# Your instructions:
Set down the data below in full and exactly, minus the pictures.

::::

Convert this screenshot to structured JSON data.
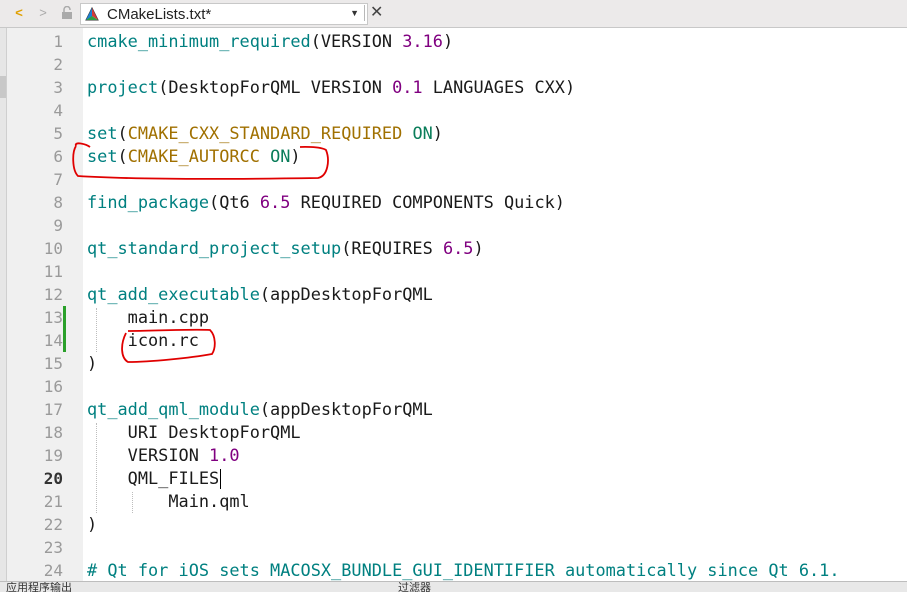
{
  "tab": {
    "filename": "CMakeLists.txt*"
  },
  "editor": {
    "current_line": 20,
    "lines": [
      {
        "n": "1"
      },
      {
        "n": "2"
      },
      {
        "n": "3"
      },
      {
        "n": "4"
      },
      {
        "n": "5"
      },
      {
        "n": "6"
      },
      {
        "n": "7"
      },
      {
        "n": "8"
      },
      {
        "n": "9"
      },
      {
        "n": "10"
      },
      {
        "n": "11"
      },
      {
        "n": "12"
      },
      {
        "n": "13"
      },
      {
        "n": "14"
      },
      {
        "n": "15"
      },
      {
        "n": "16"
      },
      {
        "n": "17"
      },
      {
        "n": "18"
      },
      {
        "n": "19"
      },
      {
        "n": "20"
      },
      {
        "n": "21"
      },
      {
        "n": "22"
      },
      {
        "n": "23"
      },
      {
        "n": "24"
      }
    ],
    "code": {
      "l1": {
        "fn": "cmake_minimum_required",
        "a": "(VERSION ",
        "num": "3.16",
        "b": ")"
      },
      "l3": {
        "fn": "project",
        "a": "(DesktopForQML VERSION ",
        "num": "0.1",
        "b": " LANGUAGES CXX)"
      },
      "l5": {
        "fn": "set",
        "a": "(",
        "kw": "CMAKE_CXX_STANDARD_REQUIRED",
        "sp": " ",
        "on": "ON",
        "b": ")"
      },
      "l6": {
        "fn": "set",
        "a": "(",
        "kw": "CMAKE_AUTORCC",
        "sp": " ",
        "on": "ON",
        "b": ")"
      },
      "l8": {
        "fn": "find_package",
        "a": "(Qt6 ",
        "num": "6.5",
        "b": " REQUIRED COMPONENTS Quick)"
      },
      "l10": {
        "fn": "qt_standard_project_setup",
        "a": "(REQUIRES ",
        "num": "6.5",
        "b": ")"
      },
      "l12": {
        "fn": "qt_add_executable",
        "a": "(appDesktopForQML"
      },
      "l13": {
        "text": "    main.cpp"
      },
      "l14": {
        "text": "    icon.rc"
      },
      "l15": {
        "text": ")"
      },
      "l17": {
        "fn": "qt_add_qml_module",
        "a": "(appDesktopForQML"
      },
      "l18": {
        "text": "    URI DesktopForQML"
      },
      "l19": {
        "a": "    VERSION ",
        "num": "1.0"
      },
      "l20": {
        "text": "    QML_FILES"
      },
      "l21": {
        "text": "        Main.qml"
      },
      "l22": {
        "text": ")"
      },
      "l24": {
        "text": "# Qt for iOS sets MACOSX_BUNDLE_GUI_IDENTIFIER automatically since Qt 6.1."
      }
    }
  },
  "bottom": {
    "label": "应用程序输出",
    "filter": "过滤器"
  },
  "colors": {
    "function": "#008080",
    "number": "#800080",
    "variable": "#a07000",
    "on_value": "#0a7d5a",
    "annotation": "#e00000",
    "modified_marker": "#2aa02a"
  }
}
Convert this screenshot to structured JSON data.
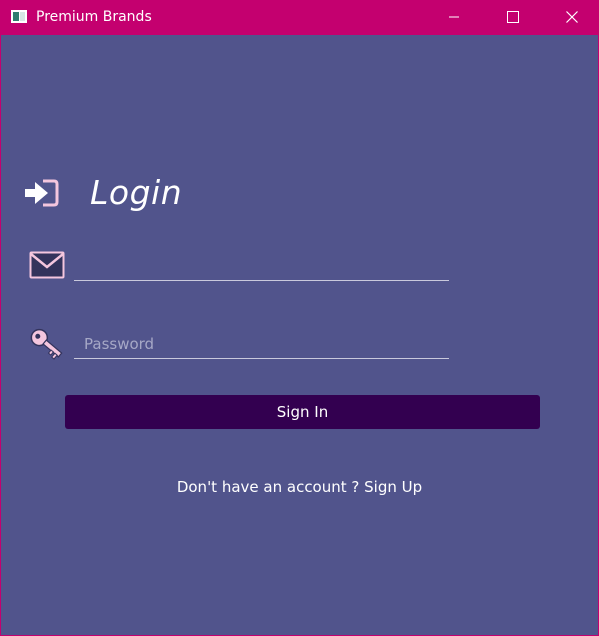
{
  "window": {
    "title": "Premium Brands",
    "minimize_icon": "minimize-icon",
    "maximize_icon": "maximize-icon",
    "close_icon": "close-icon"
  },
  "login": {
    "heading": "Login",
    "heading_icon": "login-arrow-icon",
    "email_icon": "envelope-icon",
    "email_value": "",
    "password_icon": "key-icon",
    "password_placeholder": "Password",
    "sign_in_label": "Sign In",
    "signup_prompt": "Don't have an account ?",
    "signup_link": "Sign Up"
  },
  "colors": {
    "titlebar": "#c4006f",
    "background": "#51548c",
    "button": "#330050",
    "icon_pink": "#f4c6de"
  }
}
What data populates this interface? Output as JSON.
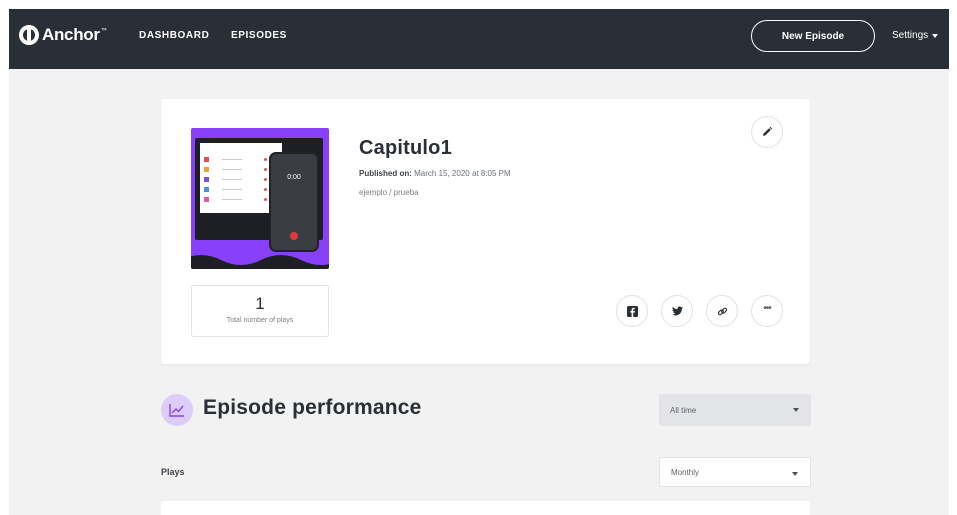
{
  "nav": {
    "brand": "Anchor",
    "links": [
      "DASHBOARD",
      "EPISODES"
    ],
    "new_episode_label": "New Episode",
    "settings_label": "Settings"
  },
  "episode": {
    "title": "Capitulo1",
    "published_label": "Published on:",
    "published_date": "March 15, 2020 at 8:05 PM",
    "description": "ejemplo / prueba",
    "plays_count": "1",
    "plays_label": "Total number of plays",
    "thumbnail_time": "0:00"
  },
  "share": {
    "facebook_icon": "facebook-icon",
    "twitter_icon": "twitter-icon",
    "link_icon": "link-icon",
    "more_icon": "more-icon"
  },
  "performance": {
    "title": "Episode performance",
    "range_value": "All time",
    "plays_heading": "Plays",
    "interval_value": "Monthly"
  },
  "colors": {
    "nav_bg": "#292f36",
    "accent_purple": "#8940fa",
    "page_bg": "#f2f2f3"
  }
}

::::

# Result of the task:
Convert this screenshot to structured JSON data.
{
  "tab": {
    "filename": "CMakeLists.txt*"
  },
  "editor": {
    "current_line": 20,
    "lines": [
      {
        "n": "1"
      },
      {
        "n": "2"
      },
      {
        "n": "3"
      },
      {
        "n": "4"
      },
      {
        "n": "5"
      },
      {
        "n": "6"
      },
      {
        "n": "7"
      },
      {
        "n": "8"
      },
      {
        "n": "9"
      },
      {
        "n": "10"
      },
      {
        "n": "11"
      },
      {
        "n": "12"
      },
      {
        "n": "13"
      },
      {
        "n": "14"
      },
      {
        "n": "15"
      },
      {
        "n": "16"
      },
      {
        "n": "17"
      },
      {
        "n": "18"
      },
      {
        "n": "19"
      },
      {
        "n": "20"
      },
      {
        "n": "21"
      },
      {
        "n": "22"
      },
      {
        "n": "23"
      },
      {
        "n": "24"
      }
    ],
    "code": {
      "l1": {
        "fn": "cmake_minimum_required",
        "a": "(VERSION ",
        "num": "3.16",
        "b": ")"
      },
      "l3": {
        "fn": "project",
        "a": "(DesktopForQML VERSION ",
        "num": "0.1",
        "b": " LANGUAGES CXX)"
      },
      "l5": {
        "fn": "set",
        "a": "(",
        "kw": "CMAKE_CXX_STANDARD_REQUIRED",
        "sp": " ",
        "on": "ON",
        "b": ")"
      },
      "l6": {
        "fn": "set",
        "a": "(",
        "kw": "CMAKE_AUTORCC",
        "sp": " ",
        "on": "ON",
        "b": ")"
      },
      "l8": {
        "fn": "find_package",
        "a": "(Qt6 ",
        "num": "6.5",
        "b": " REQUIRED COMPONENTS Quick)"
      },
      "l10": {
        "fn": "qt_standard_project_setup",
        "a": "(REQUIRES ",
        "num": "6.5",
        "b": ")"
      },
      "l12": {
        "fn": "qt_add_executable",
        "a": "(appDesktopForQML"
      },
      "l13": {
        "text": "    main.cpp"
      },
      "l14": {
        "text": "    icon.rc"
      },
      "l15": {
        "text": ")"
      },
      "l17": {
        "fn": "qt_add_qml_module",
        "a": "(appDesktopForQML"
      },
      "l18": {
        "text": "    URI DesktopForQML"
      },
      "l19": {
        "a": "    VERSION ",
        "num": "1.0"
      },
      "l20": {
        "text": "    QML_FILES"
      },
      "l21": {
        "text": "        Main.qml"
      },
      "l22": {
        "text": ")"
      },
      "l24": {
        "text": "# Qt for iOS sets MACOSX_BUNDLE_GUI_IDENTIFIER automatically since Qt 6.1."
      }
    }
  },
  "bottom": {
    "label": "应用程序输出",
    "filter": "过滤器"
  },
  "colors": {
    "function": "#008080",
    "number": "#800080",
    "variable": "#a07000",
    "on_value": "#0a7d5a",
    "annotation": "#e00000",
    "modified_marker": "#2aa02a"
  }
}
Convert this screenshot to structured JSON data.
{
  "window": {
    "title": "Premium Brands",
    "minimize_icon": "minimize-icon",
    "maximize_icon": "maximize-icon",
    "close_icon": "close-icon"
  },
  "login": {
    "heading": "Login",
    "heading_icon": "login-arrow-icon",
    "email_icon": "envelope-icon",
    "email_value": "",
    "password_icon": "key-icon",
    "password_placeholder": "Password",
    "sign_in_label": "Sign In",
    "signup_prompt": "Don't have an account ?",
    "signup_link": "Sign Up"
  },
  "colors": {
    "titlebar": "#c4006f",
    "background": "#51548c",
    "button": "#330050",
    "icon_pink": "#f4c6de"
  }
}
What data populates this interface? Output as JSON.
{
  "nav": {
    "brand": "Anchor",
    "links": [
      "DASHBOARD",
      "EPISODES"
    ],
    "new_episode_label": "New Episode",
    "settings_label": "Settings"
  },
  "episode": {
    "title": "Capitulo1",
    "published_label": "Published on:",
    "published_date": "March 15, 2020 at 8:05 PM",
    "description": "ejemplo / prueba",
    "plays_count": "1",
    "plays_label": "Total number of plays",
    "thumbnail_time": "0:00"
  },
  "share": {
    "facebook_icon": "facebook-icon",
    "twitter_icon": "twitter-icon",
    "link_icon": "link-icon",
    "more_icon": "more-icon"
  },
  "performance": {
    "title": "Episode performance",
    "range_value": "All time",
    "plays_heading": "Plays",
    "interval_value": "Monthly"
  },
  "colors": {
    "nav_bg": "#292f36",
    "accent_purple": "#8940fa",
    "page_bg": "#f2f2f3"
  }
}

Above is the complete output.